══ ENTRIES SHOWN

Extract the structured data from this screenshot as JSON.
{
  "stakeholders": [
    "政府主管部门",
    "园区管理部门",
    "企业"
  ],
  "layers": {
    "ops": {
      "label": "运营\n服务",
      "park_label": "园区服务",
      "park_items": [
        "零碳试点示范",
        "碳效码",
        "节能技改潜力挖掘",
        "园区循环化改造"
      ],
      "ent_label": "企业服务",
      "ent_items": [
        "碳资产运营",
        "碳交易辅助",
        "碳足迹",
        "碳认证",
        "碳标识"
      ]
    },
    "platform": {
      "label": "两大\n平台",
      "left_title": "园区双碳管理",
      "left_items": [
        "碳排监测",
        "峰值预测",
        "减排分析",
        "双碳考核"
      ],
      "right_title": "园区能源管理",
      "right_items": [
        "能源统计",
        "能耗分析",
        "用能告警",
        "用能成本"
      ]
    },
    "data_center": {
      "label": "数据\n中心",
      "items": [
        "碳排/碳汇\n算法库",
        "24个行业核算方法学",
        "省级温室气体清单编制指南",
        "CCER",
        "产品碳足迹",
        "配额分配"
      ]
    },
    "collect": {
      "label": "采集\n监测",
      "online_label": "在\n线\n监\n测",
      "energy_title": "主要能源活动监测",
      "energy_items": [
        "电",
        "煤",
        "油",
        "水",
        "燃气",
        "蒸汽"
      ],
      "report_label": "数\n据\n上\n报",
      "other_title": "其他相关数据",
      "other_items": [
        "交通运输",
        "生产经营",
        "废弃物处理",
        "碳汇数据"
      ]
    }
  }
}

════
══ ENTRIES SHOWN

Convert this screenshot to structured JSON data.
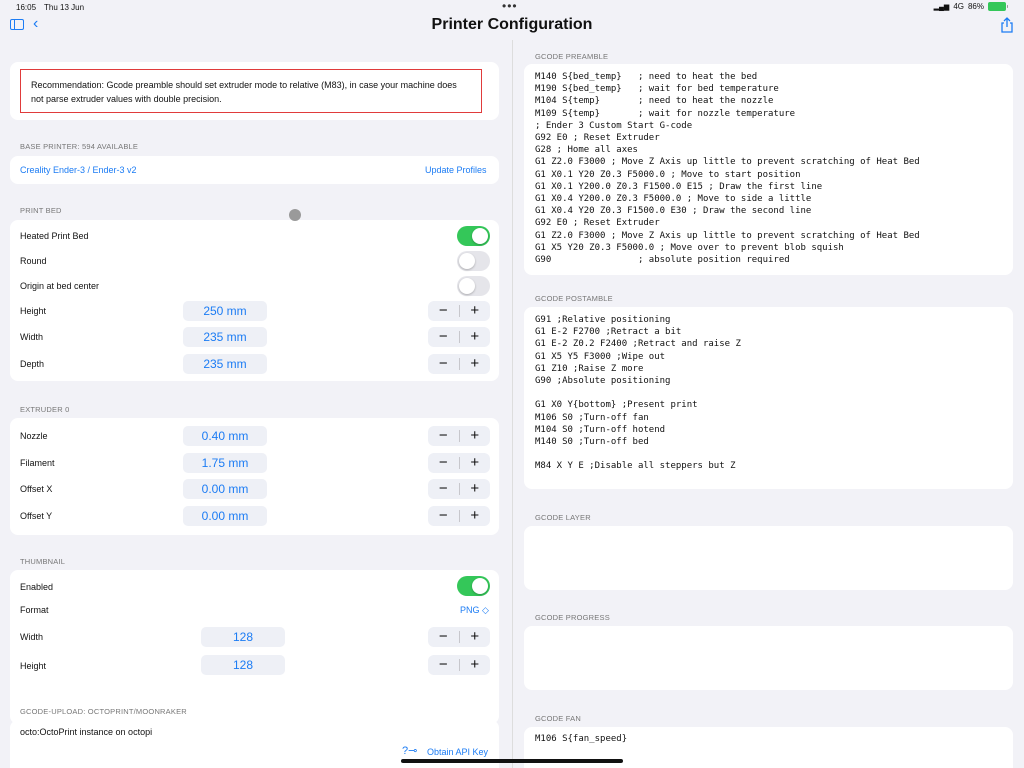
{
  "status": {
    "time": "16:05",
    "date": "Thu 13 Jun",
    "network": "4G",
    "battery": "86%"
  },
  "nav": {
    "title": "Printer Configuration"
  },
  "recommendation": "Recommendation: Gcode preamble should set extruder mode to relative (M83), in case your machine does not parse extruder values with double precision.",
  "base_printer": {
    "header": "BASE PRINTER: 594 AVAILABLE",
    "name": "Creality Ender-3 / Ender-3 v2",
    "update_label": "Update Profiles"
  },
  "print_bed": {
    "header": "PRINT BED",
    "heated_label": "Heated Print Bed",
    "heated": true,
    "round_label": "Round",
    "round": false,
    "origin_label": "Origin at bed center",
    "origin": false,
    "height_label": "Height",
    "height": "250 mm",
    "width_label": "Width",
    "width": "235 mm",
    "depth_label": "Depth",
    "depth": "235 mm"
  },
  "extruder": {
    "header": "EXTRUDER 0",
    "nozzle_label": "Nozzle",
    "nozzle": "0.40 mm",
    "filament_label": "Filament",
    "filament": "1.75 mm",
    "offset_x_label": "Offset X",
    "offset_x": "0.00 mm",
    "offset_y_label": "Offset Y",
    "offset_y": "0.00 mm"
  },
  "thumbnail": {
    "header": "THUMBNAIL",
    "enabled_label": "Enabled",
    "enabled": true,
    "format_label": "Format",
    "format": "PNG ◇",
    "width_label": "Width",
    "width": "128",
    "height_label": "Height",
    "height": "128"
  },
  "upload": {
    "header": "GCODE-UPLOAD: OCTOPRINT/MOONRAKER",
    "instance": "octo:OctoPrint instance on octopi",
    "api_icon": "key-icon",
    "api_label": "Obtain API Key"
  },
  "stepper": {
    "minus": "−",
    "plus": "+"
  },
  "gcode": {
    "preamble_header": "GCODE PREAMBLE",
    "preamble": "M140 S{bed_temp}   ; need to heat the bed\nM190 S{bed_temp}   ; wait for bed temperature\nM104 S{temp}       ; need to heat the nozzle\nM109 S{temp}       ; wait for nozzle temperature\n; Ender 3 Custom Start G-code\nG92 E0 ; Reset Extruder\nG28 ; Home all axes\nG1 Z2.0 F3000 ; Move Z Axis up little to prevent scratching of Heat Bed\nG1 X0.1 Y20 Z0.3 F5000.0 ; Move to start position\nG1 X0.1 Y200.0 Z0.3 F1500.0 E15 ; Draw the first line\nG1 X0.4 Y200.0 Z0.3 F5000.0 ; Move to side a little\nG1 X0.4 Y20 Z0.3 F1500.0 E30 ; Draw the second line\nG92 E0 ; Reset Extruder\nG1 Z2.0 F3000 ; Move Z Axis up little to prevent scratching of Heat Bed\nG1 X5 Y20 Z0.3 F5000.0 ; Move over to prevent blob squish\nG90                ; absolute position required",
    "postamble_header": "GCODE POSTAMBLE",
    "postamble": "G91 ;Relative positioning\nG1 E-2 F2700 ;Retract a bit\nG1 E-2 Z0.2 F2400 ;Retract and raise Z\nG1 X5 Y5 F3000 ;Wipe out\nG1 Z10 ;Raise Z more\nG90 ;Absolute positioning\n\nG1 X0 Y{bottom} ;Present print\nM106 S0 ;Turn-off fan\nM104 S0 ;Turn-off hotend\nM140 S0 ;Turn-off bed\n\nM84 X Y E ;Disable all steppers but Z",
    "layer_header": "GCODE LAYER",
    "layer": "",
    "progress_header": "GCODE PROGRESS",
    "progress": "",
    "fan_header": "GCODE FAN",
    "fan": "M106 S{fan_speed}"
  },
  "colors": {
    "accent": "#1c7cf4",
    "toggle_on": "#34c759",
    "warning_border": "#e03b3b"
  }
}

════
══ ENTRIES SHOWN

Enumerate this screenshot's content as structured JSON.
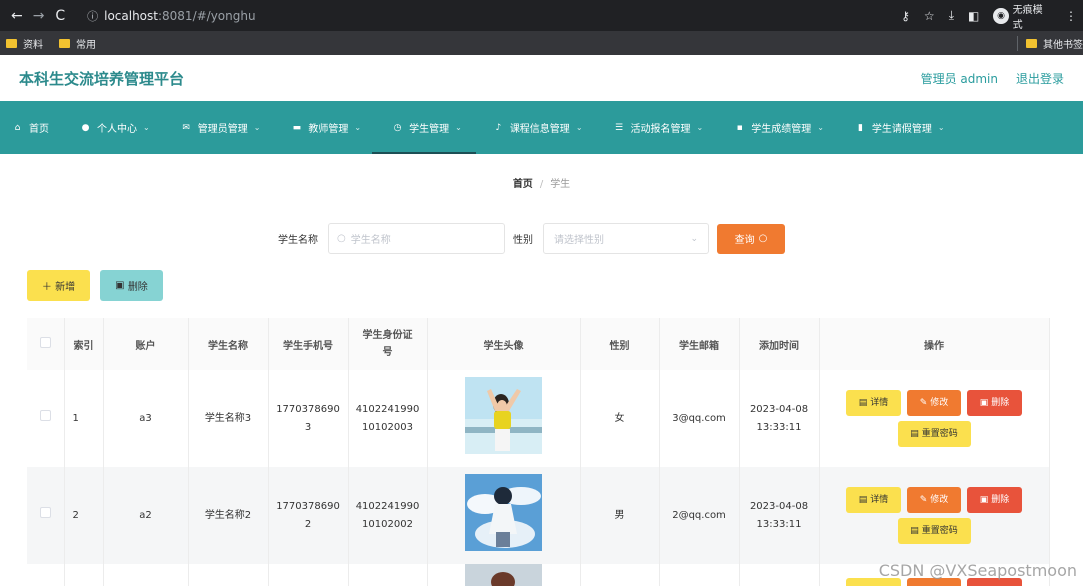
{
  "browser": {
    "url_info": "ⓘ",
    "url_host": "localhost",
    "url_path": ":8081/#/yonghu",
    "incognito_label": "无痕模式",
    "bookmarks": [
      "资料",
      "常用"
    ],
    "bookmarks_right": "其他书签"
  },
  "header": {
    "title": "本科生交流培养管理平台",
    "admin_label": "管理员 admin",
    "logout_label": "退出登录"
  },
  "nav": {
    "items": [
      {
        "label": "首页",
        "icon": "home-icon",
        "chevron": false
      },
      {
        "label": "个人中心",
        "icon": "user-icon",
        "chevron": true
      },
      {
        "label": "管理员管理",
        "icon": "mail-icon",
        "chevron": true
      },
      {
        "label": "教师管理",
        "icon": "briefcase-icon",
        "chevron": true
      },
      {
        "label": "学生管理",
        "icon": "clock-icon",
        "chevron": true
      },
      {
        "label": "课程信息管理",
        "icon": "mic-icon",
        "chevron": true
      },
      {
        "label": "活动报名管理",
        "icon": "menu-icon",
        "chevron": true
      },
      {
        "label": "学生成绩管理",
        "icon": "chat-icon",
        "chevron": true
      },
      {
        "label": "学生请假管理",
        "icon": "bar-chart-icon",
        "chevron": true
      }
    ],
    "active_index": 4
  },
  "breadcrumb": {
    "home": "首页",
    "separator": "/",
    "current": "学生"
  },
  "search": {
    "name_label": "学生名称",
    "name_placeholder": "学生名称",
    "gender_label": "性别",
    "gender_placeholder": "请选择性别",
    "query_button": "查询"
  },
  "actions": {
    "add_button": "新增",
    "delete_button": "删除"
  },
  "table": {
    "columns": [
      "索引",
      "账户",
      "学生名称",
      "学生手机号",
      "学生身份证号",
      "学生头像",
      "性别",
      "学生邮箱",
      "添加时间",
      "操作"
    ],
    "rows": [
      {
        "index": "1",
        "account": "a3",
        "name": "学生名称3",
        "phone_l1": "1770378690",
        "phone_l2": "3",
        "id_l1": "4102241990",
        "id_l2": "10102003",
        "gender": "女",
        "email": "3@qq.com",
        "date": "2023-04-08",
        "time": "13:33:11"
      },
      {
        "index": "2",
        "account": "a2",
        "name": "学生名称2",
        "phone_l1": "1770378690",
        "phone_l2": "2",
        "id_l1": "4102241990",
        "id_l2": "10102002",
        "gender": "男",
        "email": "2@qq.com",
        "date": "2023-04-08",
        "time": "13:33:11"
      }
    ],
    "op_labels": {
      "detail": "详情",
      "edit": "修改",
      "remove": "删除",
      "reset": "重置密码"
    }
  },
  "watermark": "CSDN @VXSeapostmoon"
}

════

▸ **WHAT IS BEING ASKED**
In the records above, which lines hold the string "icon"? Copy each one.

▸ **ANSWER BOX**
    "api_icon": "key-icon",
        "icon": "home-icon",
        "icon": "user-icon",
        "icon": "mail-icon",
        "icon": "briefcase-icon",
        "icon": "clock-icon",
        "icon": "mic-icon",
        "icon": "menu-icon",
        "icon": "chat-icon",
        "icon": "bar-chart-icon",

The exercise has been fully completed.